Exercise data:
● ● ● ● ● ● ●

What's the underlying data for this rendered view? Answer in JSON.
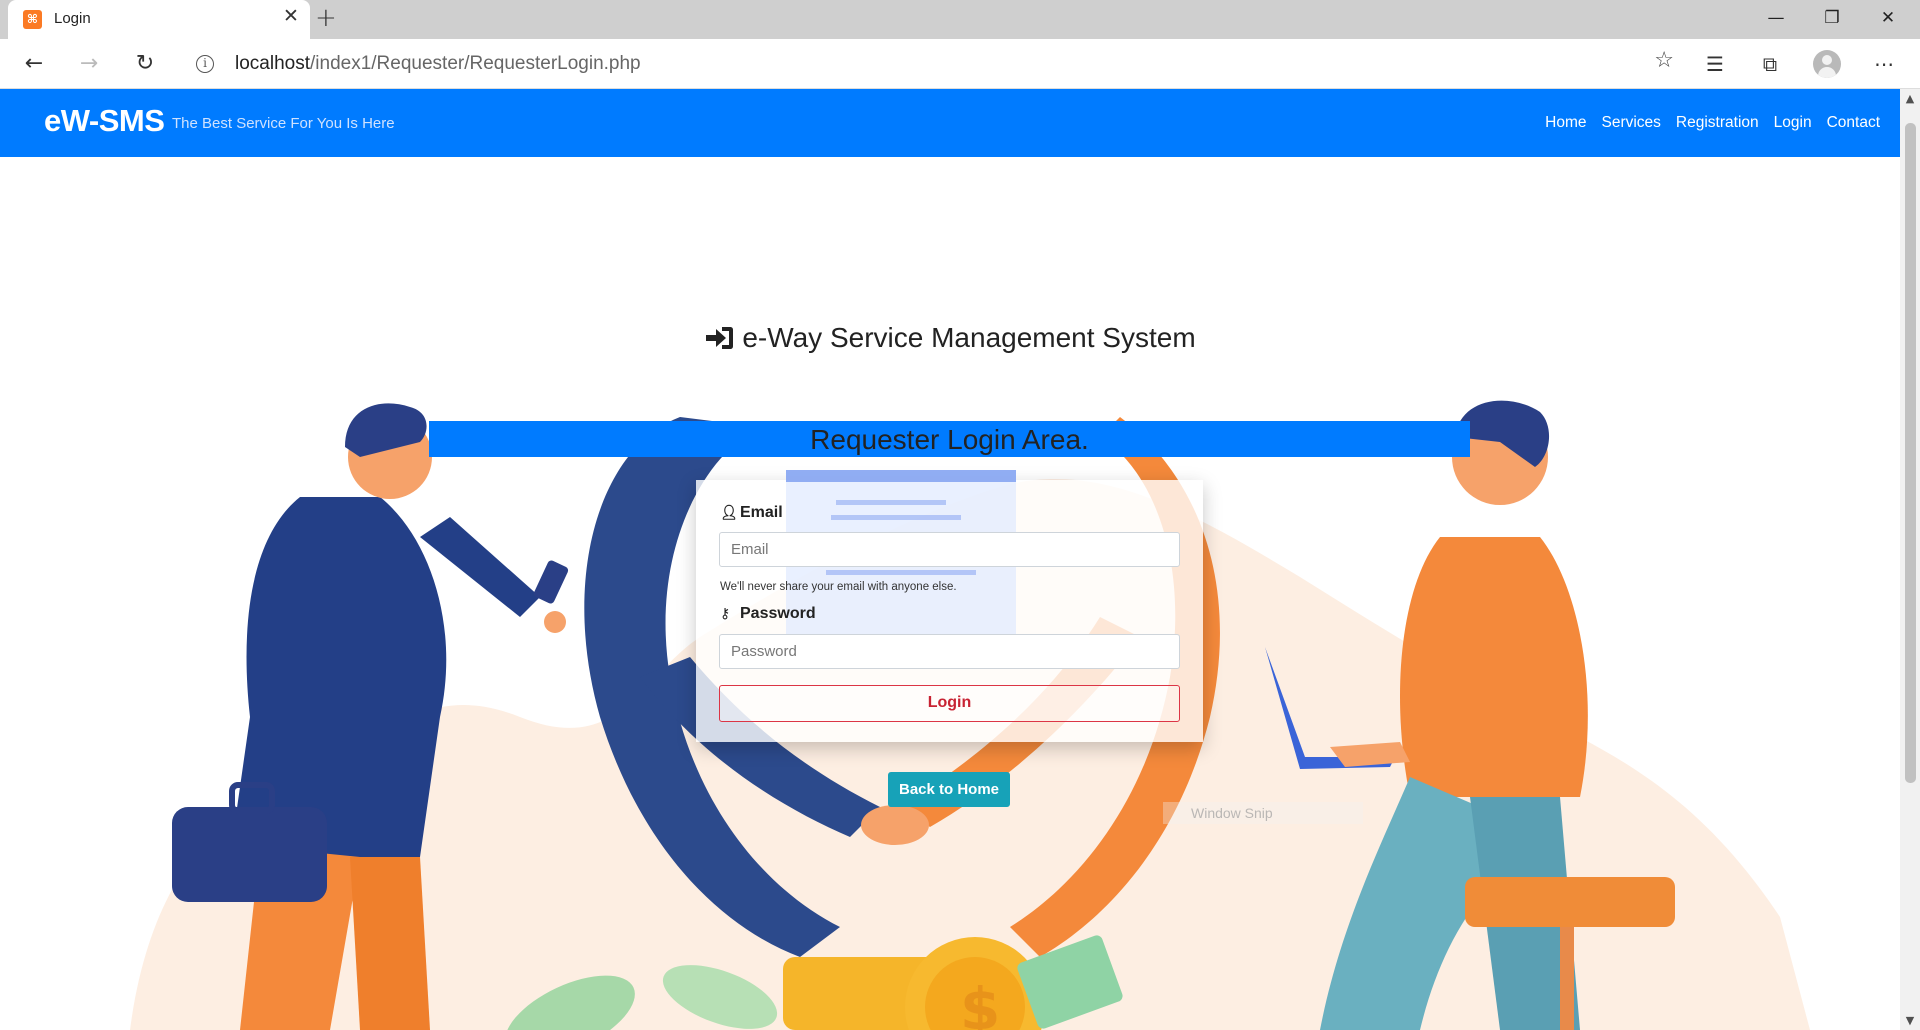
{
  "browser": {
    "tab_title": "Login",
    "tab_favicon": "xampp-icon",
    "url_host": "localhost",
    "url_path": "/index1/Requester/RequesterLogin.php",
    "window_controls": [
      "minimize",
      "restore",
      "close"
    ]
  },
  "navbar": {
    "brand": "eW-SMS",
    "tagline": "The Best Service For You Is Here",
    "links": [
      "Home",
      "Services",
      "Registration",
      "Login",
      "Contact"
    ],
    "color": "#007bff"
  },
  "main": {
    "heading": "e-Way Service Management System",
    "banner": "Requester Login Area.",
    "form": {
      "email_label": "Email",
      "email_placeholder": "Email",
      "email_help": "We'll never share your email with anyone else.",
      "password_label": "Password",
      "password_placeholder": "Password",
      "login_button": "Login"
    },
    "back_button": "Back to Home"
  },
  "overlay": {
    "snip_text": "Window Snip"
  },
  "colors": {
    "primary": "#007bff",
    "danger": "#dc3545",
    "info": "#17a2b8"
  }
}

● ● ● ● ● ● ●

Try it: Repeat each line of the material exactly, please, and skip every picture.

Solution for this problem:
What's the underlying data for this rendered view? Answer in JSON.
{
  "browser": {
    "tab_title": "Login",
    "tab_favicon": "xampp-icon",
    "url_host": "localhost",
    "url_path": "/index1/Requester/RequesterLogin.php",
    "window_controls": [
      "minimize",
      "restore",
      "close"
    ]
  },
  "navbar": {
    "brand": "eW-SMS",
    "tagline": "The Best Service For You Is Here",
    "links": [
      "Home",
      "Services",
      "Registration",
      "Login",
      "Contact"
    ],
    "color": "#007bff"
  },
  "main": {
    "heading": "e-Way Service Management System",
    "banner": "Requester Login Area.",
    "form": {
      "email_label": "Email",
      "email_placeholder": "Email",
      "email_help": "We'll never share your email with anyone else.",
      "password_label": "Password",
      "password_placeholder": "Password",
      "login_button": "Login"
    },
    "back_button": "Back to Home"
  },
  "overlay": {
    "snip_text": "Window Snip"
  },
  "colors": {
    "primary": "#007bff",
    "danger": "#dc3545",
    "info": "#17a2b8"
  }
}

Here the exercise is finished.